Website and app data records:
______________________________

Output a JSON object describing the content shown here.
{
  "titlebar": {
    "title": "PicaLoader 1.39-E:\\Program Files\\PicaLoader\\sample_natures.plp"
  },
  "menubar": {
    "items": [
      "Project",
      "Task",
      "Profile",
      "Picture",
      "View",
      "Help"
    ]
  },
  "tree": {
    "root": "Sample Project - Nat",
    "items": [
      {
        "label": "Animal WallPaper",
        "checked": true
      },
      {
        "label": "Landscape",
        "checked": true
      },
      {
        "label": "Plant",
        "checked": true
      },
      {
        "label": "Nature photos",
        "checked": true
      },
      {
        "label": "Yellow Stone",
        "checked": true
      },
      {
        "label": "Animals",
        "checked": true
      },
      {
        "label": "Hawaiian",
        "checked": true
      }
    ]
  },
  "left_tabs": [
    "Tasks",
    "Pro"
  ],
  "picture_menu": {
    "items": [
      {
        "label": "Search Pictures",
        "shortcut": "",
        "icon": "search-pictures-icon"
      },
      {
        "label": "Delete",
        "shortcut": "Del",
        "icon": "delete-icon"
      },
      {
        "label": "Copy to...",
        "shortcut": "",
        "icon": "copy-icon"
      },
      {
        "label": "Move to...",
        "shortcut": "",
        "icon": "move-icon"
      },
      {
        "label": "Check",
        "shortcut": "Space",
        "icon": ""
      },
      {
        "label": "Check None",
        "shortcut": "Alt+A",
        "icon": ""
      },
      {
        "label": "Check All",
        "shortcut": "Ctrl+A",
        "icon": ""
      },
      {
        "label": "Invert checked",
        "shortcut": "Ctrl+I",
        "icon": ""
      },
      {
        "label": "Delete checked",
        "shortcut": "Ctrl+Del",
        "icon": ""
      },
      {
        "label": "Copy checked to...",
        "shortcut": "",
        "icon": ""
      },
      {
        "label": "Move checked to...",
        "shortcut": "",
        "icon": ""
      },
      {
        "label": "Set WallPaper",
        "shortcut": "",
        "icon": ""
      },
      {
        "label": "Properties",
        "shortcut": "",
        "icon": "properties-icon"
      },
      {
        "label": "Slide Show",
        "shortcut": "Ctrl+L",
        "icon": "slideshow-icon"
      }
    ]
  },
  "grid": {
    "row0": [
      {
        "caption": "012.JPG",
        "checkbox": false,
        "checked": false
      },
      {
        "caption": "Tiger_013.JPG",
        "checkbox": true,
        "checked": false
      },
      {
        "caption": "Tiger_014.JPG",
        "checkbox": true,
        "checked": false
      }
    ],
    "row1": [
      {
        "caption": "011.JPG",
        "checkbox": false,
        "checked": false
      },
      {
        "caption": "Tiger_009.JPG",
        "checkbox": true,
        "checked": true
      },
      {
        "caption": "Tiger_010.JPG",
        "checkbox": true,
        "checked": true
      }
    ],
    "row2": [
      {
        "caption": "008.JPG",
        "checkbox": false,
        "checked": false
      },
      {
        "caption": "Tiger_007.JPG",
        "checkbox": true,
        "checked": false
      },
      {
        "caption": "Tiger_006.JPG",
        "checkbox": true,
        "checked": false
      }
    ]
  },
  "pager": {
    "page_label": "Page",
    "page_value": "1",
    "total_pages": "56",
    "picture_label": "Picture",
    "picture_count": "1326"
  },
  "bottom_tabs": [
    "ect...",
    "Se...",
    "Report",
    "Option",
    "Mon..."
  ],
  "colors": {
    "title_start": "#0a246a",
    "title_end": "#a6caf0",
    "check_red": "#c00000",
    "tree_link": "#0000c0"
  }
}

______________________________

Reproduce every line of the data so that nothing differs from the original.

ANSWER TO THIS TASK:
Output a JSON object describing the content shown here.
{
  "titlebar": {
    "title": "PicaLoader 1.39-E:\\Program Files\\PicaLoader\\sample_natures.plp"
  },
  "menubar": {
    "items": [
      "Project",
      "Task",
      "Profile",
      "Picture",
      "View",
      "Help"
    ]
  },
  "tree": {
    "root": "Sample Project - Nat",
    "items": [
      {
        "label": "Animal WallPaper",
        "checked": true
      },
      {
        "label": "Landscape",
        "checked": true
      },
      {
        "label": "Plant",
        "checked": true
      },
      {
        "label": "Nature photos",
        "checked": true
      },
      {
        "label": "Yellow Stone",
        "checked": true
      },
      {
        "label": "Animals",
        "checked": true
      },
      {
        "label": "Hawaiian",
        "checked": true
      }
    ]
  },
  "left_tabs": [
    "Tasks",
    "Pro"
  ],
  "picture_menu": {
    "items": [
      {
        "label": "Search Pictures",
        "shortcut": "",
        "icon": "search-pictures-icon"
      },
      {
        "label": "Delete",
        "shortcut": "Del",
        "icon": "delete-icon"
      },
      {
        "label": "Copy to...",
        "shortcut": "",
        "icon": "copy-icon"
      },
      {
        "label": "Move to...",
        "shortcut": "",
        "icon": "move-icon"
      },
      {
        "label": "Check",
        "shortcut": "Space",
        "icon": ""
      },
      {
        "label": "Check None",
        "shortcut": "Alt+A",
        "icon": ""
      },
      {
        "label": "Check All",
        "shortcut": "Ctrl+A",
        "icon": ""
      },
      {
        "label": "Invert checked",
        "shortcut": "Ctrl+I",
        "icon": ""
      },
      {
        "label": "Delete checked",
        "shortcut": "Ctrl+Del",
        "icon": ""
      },
      {
        "label": "Copy checked to...",
        "shortcut": "",
        "icon": ""
      },
      {
        "label": "Move checked to...",
        "shortcut": "",
        "icon": ""
      },
      {
        "label": "Set WallPaper",
        "shortcut": "",
        "icon": ""
      },
      {
        "label": "Properties",
        "shortcut": "",
        "icon": "properties-icon"
      },
      {
        "label": "Slide Show",
        "shortcut": "Ctrl+L",
        "icon": "slideshow-icon"
      }
    ]
  },
  "grid": {
    "row0": [
      {
        "caption": "012.JPG",
        "checkbox": false,
        "checked": false
      },
      {
        "caption": "Tiger_013.JPG",
        "checkbox": true,
        "checked": false
      },
      {
        "caption": "Tiger_014.JPG",
        "checkbox": true,
        "checked": false
      }
    ],
    "row1": [
      {
        "caption": "011.JPG",
        "checkbox": false,
        "checked": false
      },
      {
        "caption": "Tiger_009.JPG",
        "checkbox": true,
        "checked": true
      },
      {
        "caption": "Tiger_010.JPG",
        "checkbox": true,
        "checked": true
      }
    ],
    "row2": [
      {
        "caption": "008.JPG",
        "checkbox": false,
        "checked": false
      },
      {
        "caption": "Tiger_007.JPG",
        "checkbox": true,
        "checked": false
      },
      {
        "caption": "Tiger_006.JPG",
        "checkbox": true,
        "checked": false
      }
    ]
  },
  "pager": {
    "page_label": "Page",
    "page_value": "1",
    "total_pages": "56",
    "picture_label": "Picture",
    "picture_count": "1326"
  },
  "bottom_tabs": [
    "ect...",
    "Se...",
    "Report",
    "Option",
    "Mon..."
  ],
  "colors": {
    "title_start": "#0a246a",
    "title_end": "#a6caf0",
    "check_red": "#c00000",
    "tree_link": "#0000c0"
  }
}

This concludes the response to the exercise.